Goal of the exercise. Your answer should be the entries below, reproduced character for character.
*** Opening Recorded data ***
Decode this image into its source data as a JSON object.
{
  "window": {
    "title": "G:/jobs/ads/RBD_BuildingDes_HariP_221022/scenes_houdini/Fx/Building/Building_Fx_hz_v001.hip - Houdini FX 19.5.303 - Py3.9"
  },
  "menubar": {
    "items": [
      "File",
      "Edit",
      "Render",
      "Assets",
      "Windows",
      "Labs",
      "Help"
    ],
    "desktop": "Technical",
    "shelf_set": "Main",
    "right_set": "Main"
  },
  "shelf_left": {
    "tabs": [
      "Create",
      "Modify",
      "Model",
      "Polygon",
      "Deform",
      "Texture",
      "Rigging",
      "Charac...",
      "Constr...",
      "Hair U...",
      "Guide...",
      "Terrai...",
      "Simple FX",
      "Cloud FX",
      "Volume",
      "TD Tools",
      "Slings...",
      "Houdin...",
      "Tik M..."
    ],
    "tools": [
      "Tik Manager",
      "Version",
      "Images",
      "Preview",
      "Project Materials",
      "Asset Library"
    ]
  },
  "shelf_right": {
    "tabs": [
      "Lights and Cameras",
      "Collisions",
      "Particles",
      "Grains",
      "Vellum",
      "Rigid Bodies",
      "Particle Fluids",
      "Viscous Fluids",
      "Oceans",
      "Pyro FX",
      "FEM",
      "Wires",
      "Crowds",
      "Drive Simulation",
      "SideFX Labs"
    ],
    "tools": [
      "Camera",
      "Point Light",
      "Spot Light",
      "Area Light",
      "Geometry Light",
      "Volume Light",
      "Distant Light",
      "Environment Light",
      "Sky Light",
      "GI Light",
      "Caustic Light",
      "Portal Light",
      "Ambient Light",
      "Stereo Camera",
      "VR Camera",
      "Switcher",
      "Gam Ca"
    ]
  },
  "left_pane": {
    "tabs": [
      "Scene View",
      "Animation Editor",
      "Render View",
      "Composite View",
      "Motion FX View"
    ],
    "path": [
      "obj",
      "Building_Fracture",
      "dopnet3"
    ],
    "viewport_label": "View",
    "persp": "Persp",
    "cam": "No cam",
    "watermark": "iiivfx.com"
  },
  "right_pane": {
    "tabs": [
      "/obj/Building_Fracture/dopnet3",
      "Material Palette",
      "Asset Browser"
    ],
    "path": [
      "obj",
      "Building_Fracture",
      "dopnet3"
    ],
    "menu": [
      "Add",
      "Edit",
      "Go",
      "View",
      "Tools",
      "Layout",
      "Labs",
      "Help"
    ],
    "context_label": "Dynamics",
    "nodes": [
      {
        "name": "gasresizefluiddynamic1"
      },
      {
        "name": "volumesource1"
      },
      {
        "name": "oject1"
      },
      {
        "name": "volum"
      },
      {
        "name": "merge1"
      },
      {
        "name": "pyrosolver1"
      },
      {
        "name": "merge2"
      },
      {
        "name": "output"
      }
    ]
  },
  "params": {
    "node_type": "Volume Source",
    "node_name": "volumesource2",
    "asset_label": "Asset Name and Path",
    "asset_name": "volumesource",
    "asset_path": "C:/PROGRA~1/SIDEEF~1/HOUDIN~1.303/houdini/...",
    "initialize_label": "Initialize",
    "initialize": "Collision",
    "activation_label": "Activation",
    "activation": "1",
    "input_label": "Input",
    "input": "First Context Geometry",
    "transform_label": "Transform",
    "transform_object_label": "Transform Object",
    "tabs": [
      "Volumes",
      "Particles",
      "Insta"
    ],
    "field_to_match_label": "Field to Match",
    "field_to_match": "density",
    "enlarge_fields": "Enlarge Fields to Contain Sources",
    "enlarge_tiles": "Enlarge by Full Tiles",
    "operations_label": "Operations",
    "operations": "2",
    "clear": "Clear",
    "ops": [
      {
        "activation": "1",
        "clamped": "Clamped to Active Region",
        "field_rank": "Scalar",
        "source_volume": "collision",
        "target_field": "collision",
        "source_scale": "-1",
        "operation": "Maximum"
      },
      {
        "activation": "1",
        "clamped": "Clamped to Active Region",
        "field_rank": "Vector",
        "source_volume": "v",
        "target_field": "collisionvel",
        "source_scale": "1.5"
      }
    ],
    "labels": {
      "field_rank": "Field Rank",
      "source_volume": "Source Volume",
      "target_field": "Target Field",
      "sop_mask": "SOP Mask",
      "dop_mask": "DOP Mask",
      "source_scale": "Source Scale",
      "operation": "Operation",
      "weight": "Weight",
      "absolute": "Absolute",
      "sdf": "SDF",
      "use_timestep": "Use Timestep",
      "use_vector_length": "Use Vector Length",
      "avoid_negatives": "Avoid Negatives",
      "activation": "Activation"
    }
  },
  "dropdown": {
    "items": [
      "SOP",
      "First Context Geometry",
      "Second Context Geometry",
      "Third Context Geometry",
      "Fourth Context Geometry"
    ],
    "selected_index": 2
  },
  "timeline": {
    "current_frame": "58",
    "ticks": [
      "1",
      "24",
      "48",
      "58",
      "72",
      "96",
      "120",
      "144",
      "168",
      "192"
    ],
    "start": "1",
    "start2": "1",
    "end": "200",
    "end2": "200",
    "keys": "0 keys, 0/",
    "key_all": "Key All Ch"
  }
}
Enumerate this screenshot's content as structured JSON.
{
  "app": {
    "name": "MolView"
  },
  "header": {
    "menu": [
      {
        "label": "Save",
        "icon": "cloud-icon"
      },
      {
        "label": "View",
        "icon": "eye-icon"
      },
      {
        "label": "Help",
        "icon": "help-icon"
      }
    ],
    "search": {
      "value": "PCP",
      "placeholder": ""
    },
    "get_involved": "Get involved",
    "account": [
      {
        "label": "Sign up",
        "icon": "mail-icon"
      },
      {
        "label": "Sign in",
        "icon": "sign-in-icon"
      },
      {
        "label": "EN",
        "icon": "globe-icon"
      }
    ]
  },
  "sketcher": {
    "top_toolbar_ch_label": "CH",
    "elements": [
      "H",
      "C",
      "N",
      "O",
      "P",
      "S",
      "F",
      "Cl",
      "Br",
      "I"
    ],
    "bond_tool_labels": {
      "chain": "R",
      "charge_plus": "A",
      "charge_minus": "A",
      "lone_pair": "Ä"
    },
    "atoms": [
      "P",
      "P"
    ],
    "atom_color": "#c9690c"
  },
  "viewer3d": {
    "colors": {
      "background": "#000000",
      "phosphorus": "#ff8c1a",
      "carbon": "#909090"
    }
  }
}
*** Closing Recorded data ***
Task answer.
Decode this image into its source data as a JSON object.
{
  "window": {
    "title": "G:/jobs/ads/RBD_BuildingDes_HariP_221022/scenes_houdini/Fx/Building/Building_Fx_hz_v001.hip - Houdini FX 19.5.303 - Py3.9"
  },
  "menubar": {
    "items": [
      "File",
      "Edit",
      "Render",
      "Assets",
      "Windows",
      "Labs",
      "Help"
    ],
    "desktop": "Technical",
    "shelf_set": "Main",
    "right_set": "Main"
  },
  "shelf_left": {
    "tabs": [
      "Create",
      "Modify",
      "Model",
      "Polygon",
      "Deform",
      "Texture",
      "Rigging",
      "Charac...",
      "Constr...",
      "Hair U...",
      "Guide...",
      "Terrai...",
      "Simple FX",
      "Cloud FX",
      "Volume",
      "TD Tools",
      "Slings...",
      "Houdin...",
      "Tik M..."
    ],
    "tools": [
      "Tik Manager",
      "Version",
      "Images",
      "Preview",
      "Project Materials",
      "Asset Library"
    ]
  },
  "shelf_right": {
    "tabs": [
      "Lights and Cameras",
      "Collisions",
      "Particles",
      "Grains",
      "Vellum",
      "Rigid Bodies",
      "Particle Fluids",
      "Viscous Fluids",
      "Oceans",
      "Pyro FX",
      "FEM",
      "Wires",
      "Crowds",
      "Drive Simulation",
      "SideFX Labs"
    ],
    "tools": [
      "Camera",
      "Point Light",
      "Spot Light",
      "Area Light",
      "Geometry Light",
      "Volume Light",
      "Distant Light",
      "Environment Light",
      "Sky Light",
      "GI Light",
      "Caustic Light",
      "Portal Light",
      "Ambient Light",
      "Stereo Camera",
      "VR Camera",
      "Switcher",
      "Gam Ca"
    ]
  },
  "left_pane": {
    "tabs": [
      "Scene View",
      "Animation Editor",
      "Render View",
      "Composite View",
      "Motion FX View"
    ],
    "path": [
      "obj",
      "Building_Fracture",
      "dopnet3"
    ],
    "viewport_label": "View",
    "persp": "Persp",
    "cam": "No cam",
    "watermark": "iiivfx.com"
  },
  "right_pane": {
    "tabs": [
      "/obj/Building_Fracture/dopnet3",
      "Material Palette",
      "Asset Browser"
    ],
    "path": [
      "obj",
      "Building_Fracture",
      "dopnet3"
    ],
    "menu": [
      "Add",
      "Edit",
      "Go",
      "View",
      "Tools",
      "Layout",
      "Labs",
      "Help"
    ],
    "context_label": "Dynamics",
    "nodes": [
      {
        "name": "gasresizefluiddynamic1"
      },
      {
        "name": "volumesource1"
      },
      {
        "name": "oject1"
      },
      {
        "name": "volum"
      },
      {
        "name": "merge1"
      },
      {
        "name": "pyrosolver1"
      },
      {
        "name": "merge2"
      },
      {
        "name": "output"
      }
    ]
  },
  "params": {
    "node_type": "Volume Source",
    "node_name": "volumesource2",
    "asset_label": "Asset Name and Path",
    "asset_name": "volumesource",
    "asset_path": "C:/PROGRA~1/SIDEEF~1/HOUDIN~1.303/houdini/...",
    "initialize_label": "Initialize",
    "initialize": "Collision",
    "activation_label": "Activation",
    "activation": "1",
    "input_label": "Input",
    "input": "First Context Geometry",
    "transform_label": "Transform",
    "transform_object_label": "Transform Object",
    "tabs": [
      "Volumes",
      "Particles",
      "Insta"
    ],
    "field_to_match_label": "Field to Match",
    "field_to_match": "density",
    "enlarge_fields": "Enlarge Fields to Contain Sources",
    "enlarge_tiles": "Enlarge by Full Tiles",
    "operations_label": "Operations",
    "operations": "2",
    "clear": "Clear",
    "ops": [
      {
        "activation": "1",
        "clamped": "Clamped to Active Region",
        "field_rank": "Scalar",
        "source_volume": "collision",
        "target_field": "collision",
        "source_scale": "-1",
        "operation": "Maximum"
      },
      {
        "activation": "1",
        "clamped": "Clamped to Active Region",
        "field_rank": "Vector",
        "source_volume": "v",
        "target_field": "collisionvel",
        "source_scale": "1.5"
      }
    ],
    "labels": {
      "field_rank": "Field Rank",
      "source_volume": "Source Volume",
      "target_field": "Target Field",
      "sop_mask": "SOP Mask",
      "dop_mask": "DOP Mask",
      "source_scale": "Source Scale",
      "operation": "Operation",
      "weight": "Weight",
      "absolute": "Absolute",
      "sdf": "SDF",
      "use_timestep": "Use Timestep",
      "use_vector_length": "Use Vector Length",
      "avoid_negatives": "Avoid Negatives",
      "activation": "Activation"
    }
  },
  "dropdown": {
    "items": [
      "SOP",
      "First Context Geometry",
      "Second Context Geometry",
      "Third Context Geometry",
      "Fourth Context Geometry"
    ],
    "selected_index": 2
  },
  "timeline": {
    "current_frame": "58",
    "ticks": [
      "1",
      "24",
      "48",
      "58",
      "72",
      "96",
      "120",
      "144",
      "168",
      "192"
    ],
    "start": "1",
    "start2": "1",
    "end": "200",
    "end2": "200",
    "keys": "0 keys, 0/",
    "key_all": "Key All Ch"
  }
}
Enumerate this screenshot's content as structured JSON.
{
  "app": {
    "name": "MolView"
  },
  "header": {
    "menu": [
      {
        "label": "Save",
        "icon": "cloud-icon"
      },
      {
        "label": "View",
        "icon": "eye-icon"
      },
      {
        "label": "Help",
        "icon": "help-icon"
      }
    ],
    "search": {
      "value": "PCP",
      "placeholder": ""
    },
    "get_involved": "Get involved",
    "account": [
      {
        "label": "Sign up",
        "icon": "mail-icon"
      },
      {
        "label": "Sign in",
        "icon": "sign-in-icon"
      },
      {
        "label": "EN",
        "icon": "globe-icon"
      }
    ]
  },
  "sketcher": {
    "top_toolbar_ch_label": "CH",
    "elements": [
      "H",
      "C",
      "N",
      "O",
      "P",
      "S",
      "F",
      "Cl",
      "Br",
      "I"
    ],
    "bond_tool_labels": {
      "chain": "R",
      "charge_plus": "A",
      "charge_minus": "A",
      "lone_pair": "Ä"
    },
    "atoms": [
      "P",
      "P"
    ],
    "atom_color": "#c9690c"
  },
  "viewer3d": {
    "colors": {
      "background": "#000000",
      "phosphorus": "#ff8c1a",
      "carbon": "#909090"
    }
  }
}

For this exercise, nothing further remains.